Data supplied:
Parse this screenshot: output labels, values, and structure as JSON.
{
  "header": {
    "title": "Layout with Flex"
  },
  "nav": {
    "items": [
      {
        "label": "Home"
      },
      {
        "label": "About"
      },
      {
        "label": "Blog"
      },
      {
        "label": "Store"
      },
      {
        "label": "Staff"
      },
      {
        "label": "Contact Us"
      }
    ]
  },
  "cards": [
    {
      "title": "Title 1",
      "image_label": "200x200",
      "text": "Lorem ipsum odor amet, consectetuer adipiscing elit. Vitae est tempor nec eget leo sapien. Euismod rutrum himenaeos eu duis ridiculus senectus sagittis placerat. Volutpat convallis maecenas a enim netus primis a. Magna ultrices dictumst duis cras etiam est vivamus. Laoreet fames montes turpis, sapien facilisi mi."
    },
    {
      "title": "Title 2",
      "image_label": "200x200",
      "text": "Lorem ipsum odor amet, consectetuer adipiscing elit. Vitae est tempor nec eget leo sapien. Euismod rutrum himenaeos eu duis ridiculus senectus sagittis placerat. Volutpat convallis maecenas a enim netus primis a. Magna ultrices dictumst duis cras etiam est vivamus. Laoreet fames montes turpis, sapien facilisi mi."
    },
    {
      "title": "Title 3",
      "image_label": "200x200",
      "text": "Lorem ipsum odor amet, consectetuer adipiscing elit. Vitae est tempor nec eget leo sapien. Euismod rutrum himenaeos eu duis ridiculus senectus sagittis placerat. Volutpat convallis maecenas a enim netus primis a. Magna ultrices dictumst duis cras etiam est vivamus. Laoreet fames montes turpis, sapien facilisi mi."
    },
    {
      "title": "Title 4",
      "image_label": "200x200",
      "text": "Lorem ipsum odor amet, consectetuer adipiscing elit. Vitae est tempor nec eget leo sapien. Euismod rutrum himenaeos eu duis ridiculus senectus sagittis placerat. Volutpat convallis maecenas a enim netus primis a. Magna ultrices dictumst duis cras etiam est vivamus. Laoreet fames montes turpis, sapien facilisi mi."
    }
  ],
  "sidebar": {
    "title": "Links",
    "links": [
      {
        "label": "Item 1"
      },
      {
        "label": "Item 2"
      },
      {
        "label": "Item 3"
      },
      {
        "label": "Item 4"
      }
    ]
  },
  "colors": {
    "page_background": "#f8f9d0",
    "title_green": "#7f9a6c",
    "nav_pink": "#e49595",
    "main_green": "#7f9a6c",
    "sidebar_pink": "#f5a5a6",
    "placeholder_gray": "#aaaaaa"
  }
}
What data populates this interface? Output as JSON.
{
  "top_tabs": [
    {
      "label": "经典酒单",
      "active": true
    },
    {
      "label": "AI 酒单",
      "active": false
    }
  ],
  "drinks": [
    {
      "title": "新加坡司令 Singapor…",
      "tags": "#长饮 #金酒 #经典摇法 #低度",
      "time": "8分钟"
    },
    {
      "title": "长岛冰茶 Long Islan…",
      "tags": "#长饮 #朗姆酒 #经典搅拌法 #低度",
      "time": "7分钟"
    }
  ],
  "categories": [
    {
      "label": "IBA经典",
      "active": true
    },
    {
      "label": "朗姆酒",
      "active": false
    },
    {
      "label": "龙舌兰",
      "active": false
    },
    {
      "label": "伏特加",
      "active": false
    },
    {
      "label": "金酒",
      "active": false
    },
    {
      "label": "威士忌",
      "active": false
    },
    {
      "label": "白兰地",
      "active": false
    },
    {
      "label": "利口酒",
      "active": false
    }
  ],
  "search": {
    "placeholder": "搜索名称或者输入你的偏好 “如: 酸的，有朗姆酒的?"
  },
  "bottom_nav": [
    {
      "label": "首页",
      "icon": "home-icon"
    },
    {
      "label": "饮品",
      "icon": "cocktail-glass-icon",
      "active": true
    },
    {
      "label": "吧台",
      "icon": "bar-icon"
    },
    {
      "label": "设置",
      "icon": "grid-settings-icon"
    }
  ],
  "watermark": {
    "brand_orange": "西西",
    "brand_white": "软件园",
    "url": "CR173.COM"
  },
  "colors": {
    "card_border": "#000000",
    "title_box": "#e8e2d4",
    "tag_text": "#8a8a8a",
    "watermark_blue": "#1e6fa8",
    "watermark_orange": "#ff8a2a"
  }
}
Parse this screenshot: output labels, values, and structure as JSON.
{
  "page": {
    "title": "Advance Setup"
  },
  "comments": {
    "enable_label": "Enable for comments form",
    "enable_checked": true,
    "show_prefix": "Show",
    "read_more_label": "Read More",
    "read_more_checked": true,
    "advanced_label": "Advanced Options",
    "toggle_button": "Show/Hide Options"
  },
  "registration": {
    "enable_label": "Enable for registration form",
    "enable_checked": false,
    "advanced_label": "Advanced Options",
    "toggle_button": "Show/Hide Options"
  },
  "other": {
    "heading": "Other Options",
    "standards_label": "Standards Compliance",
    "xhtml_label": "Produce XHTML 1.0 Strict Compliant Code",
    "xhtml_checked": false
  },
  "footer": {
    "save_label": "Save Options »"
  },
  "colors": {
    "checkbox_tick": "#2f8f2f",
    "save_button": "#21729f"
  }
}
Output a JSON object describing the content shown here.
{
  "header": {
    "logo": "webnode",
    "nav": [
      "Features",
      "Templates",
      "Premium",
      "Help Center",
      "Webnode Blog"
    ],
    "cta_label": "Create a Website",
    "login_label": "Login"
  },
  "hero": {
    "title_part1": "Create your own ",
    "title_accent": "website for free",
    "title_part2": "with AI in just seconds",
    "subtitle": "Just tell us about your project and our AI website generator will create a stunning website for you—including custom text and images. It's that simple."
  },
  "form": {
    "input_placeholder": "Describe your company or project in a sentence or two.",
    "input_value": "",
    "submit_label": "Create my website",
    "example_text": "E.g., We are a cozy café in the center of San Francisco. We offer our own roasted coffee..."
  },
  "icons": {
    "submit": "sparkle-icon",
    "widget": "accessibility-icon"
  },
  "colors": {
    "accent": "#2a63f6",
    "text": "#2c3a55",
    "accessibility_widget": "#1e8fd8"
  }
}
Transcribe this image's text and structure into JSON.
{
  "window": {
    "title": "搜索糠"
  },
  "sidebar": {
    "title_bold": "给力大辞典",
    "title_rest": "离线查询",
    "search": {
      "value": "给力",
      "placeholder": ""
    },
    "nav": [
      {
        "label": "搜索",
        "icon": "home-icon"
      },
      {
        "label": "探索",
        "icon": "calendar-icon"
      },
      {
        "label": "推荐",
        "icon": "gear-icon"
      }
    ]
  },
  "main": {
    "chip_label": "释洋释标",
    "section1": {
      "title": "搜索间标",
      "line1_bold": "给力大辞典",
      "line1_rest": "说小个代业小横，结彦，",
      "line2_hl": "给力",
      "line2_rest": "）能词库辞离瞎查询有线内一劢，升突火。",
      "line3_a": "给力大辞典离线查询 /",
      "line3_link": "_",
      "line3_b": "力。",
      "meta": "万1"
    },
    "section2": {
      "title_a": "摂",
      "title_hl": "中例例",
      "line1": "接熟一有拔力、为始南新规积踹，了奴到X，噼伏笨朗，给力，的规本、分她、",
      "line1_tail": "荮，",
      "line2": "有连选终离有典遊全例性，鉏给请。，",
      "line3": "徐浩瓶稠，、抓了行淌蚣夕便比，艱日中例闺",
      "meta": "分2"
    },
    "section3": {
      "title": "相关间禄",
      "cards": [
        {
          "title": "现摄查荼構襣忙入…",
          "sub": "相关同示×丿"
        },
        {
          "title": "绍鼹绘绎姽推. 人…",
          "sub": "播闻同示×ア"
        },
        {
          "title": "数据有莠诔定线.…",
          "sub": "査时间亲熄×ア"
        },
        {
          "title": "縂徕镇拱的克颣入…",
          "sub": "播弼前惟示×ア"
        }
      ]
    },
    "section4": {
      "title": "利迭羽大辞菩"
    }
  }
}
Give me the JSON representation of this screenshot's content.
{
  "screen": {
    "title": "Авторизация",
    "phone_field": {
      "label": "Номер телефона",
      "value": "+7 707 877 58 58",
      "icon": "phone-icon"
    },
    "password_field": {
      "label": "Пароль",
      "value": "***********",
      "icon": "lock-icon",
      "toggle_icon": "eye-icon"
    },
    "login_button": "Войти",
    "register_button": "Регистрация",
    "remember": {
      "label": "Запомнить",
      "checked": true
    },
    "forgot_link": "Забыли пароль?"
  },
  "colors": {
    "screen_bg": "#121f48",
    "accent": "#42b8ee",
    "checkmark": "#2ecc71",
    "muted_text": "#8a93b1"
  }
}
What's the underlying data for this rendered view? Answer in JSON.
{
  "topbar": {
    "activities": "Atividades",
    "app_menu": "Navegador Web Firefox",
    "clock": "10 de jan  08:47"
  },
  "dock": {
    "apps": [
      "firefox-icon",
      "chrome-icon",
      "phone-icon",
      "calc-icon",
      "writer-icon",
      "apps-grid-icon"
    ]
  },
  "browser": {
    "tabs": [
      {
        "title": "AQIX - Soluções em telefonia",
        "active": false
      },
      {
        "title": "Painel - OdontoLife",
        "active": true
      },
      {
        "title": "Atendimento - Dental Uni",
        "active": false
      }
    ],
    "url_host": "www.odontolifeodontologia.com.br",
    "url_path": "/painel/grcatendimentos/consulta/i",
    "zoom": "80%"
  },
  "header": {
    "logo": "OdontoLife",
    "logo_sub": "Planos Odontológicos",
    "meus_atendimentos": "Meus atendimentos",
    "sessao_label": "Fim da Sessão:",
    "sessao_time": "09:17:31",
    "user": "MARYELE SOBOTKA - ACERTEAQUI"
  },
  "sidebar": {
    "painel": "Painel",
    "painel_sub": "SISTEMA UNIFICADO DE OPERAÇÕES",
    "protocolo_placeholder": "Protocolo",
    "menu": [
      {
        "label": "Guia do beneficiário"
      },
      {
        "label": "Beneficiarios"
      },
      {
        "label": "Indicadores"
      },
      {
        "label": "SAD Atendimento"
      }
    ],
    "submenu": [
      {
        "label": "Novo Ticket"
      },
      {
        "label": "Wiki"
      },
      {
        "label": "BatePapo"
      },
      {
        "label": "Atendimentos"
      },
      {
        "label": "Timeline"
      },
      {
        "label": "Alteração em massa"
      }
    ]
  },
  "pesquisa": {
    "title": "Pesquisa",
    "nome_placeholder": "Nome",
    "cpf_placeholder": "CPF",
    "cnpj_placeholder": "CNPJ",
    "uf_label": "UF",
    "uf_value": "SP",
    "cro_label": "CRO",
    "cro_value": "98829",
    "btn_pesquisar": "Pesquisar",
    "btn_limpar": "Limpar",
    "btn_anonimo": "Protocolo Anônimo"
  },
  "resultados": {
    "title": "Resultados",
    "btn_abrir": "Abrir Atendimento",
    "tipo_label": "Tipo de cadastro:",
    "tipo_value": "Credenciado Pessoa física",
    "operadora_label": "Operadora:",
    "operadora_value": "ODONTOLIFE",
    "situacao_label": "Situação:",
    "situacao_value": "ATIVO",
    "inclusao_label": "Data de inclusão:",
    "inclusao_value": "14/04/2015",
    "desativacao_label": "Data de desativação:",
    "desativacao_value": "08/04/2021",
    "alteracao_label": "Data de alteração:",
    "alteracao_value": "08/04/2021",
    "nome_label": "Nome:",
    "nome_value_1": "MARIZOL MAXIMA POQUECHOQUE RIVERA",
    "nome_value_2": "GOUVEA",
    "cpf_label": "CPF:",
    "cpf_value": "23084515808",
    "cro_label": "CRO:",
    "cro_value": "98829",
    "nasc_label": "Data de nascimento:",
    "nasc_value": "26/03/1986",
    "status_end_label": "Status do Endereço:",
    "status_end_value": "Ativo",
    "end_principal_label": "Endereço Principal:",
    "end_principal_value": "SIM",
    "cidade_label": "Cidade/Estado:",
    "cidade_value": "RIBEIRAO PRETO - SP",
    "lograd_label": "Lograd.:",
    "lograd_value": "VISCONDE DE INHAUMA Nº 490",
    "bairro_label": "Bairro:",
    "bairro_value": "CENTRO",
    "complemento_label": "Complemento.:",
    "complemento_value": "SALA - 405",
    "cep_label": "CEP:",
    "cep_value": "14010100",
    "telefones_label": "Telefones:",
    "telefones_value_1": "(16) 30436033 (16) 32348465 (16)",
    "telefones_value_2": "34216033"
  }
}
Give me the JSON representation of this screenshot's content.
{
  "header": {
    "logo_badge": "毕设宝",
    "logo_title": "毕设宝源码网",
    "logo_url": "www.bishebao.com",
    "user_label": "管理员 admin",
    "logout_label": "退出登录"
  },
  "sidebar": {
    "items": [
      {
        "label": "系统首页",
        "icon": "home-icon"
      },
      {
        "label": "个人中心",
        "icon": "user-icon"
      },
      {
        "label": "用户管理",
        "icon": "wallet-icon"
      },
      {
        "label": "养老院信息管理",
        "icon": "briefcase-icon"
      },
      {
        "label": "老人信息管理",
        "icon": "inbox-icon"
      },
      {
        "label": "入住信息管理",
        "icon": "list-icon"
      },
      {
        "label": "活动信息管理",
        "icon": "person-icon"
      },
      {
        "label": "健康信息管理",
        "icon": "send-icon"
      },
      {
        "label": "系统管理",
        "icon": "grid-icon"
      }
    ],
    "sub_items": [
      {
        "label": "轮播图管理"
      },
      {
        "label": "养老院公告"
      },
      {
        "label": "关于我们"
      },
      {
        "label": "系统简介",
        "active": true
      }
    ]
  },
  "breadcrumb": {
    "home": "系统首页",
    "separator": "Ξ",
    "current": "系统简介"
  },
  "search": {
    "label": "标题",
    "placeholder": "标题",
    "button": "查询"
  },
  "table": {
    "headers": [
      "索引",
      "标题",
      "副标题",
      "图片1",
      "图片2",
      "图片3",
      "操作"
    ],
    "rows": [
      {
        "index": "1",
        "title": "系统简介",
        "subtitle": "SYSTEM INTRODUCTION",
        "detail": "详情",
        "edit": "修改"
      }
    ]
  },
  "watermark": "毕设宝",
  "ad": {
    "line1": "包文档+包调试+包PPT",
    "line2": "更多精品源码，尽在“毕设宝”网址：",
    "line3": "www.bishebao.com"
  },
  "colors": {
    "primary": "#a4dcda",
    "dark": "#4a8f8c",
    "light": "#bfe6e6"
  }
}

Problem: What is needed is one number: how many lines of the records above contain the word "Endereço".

Written answer: 2